Bottom Line: So, you’ve got back pain. It’s altered your life, changed your daily activities, curbed your exercise, and maybe even made you a bit irritable. Now what? Well, it’s important to know that you’re not alone. Nearly everyone will experience back pain at some point in their lives. Thankfully, we have a method of care to help you get back on your feet without the risks associated with medications and surgery. Research has shown that Chiropractic care help over 90% of people recover from back pain.

Why it Matters: Recovering from a back injury can be mentally tough.
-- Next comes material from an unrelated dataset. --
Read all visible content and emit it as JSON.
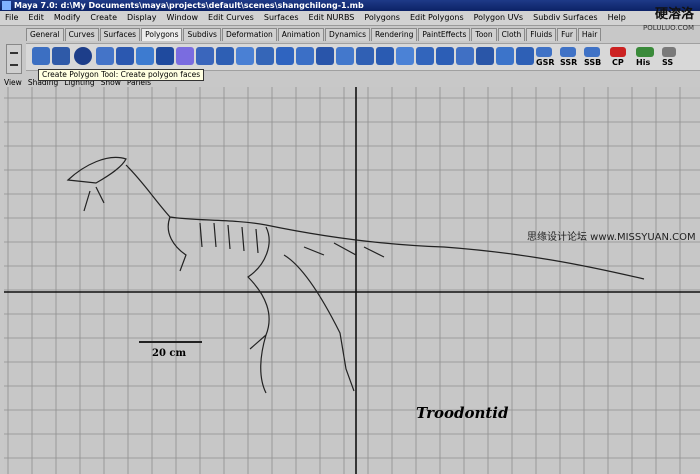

Many of us don’t realize what we take for granted until an injury alters our perspective. But with the correct evidence-based care, you will be back and better than ever in no time. Over the past few years, there have been considerable advancements in our understanding of the best treatments for back pain. Here are a few of the latest research updates:

-Chiropractic care has been shown to be more effective at reducing pain than many commonly prescribed medications.

-Chiropractic care provided more patients with relief than spinal injections, showed a recent study from JMPT.

-Researchers found patients had just as much relief with Chiropractic care as they did with surgery. 

Next Steps: When recovering from a back injury, it’s important to keep a positive attitude, stick with your care plan, and avoid “pushing” through the pain. Our specific, hands on care will work with your body’s natural healing instincts to help you get your life back. 

Science Source(s): 

Symptomatic MRI-Confirmed Lumbar Disk Herniation Patients: A Comparative Effectiveness Prospective Observational Study of 2 Age- and Sex-Matched Cohorts Treated with Either High-Velocity, Low Amplitude Spinal Manipulative Therapy or Imaging-Guided Lumbar Nerve Root Injections. Journal of Manipulative and Physiological Therapeutics. 2013 

Manipulation or Microdiskectomy for Sciatica? A Prospective Randomized Clinical Study. Journal of Manipulative and Physiological Therapeutics. 2010 

Spinal High-Velocity Low Amplitude Manipulation in Acute Nonspecific Low Back Pain. SPINE. 2013

Daniel Yinh

Daniel Yinh


Contact Me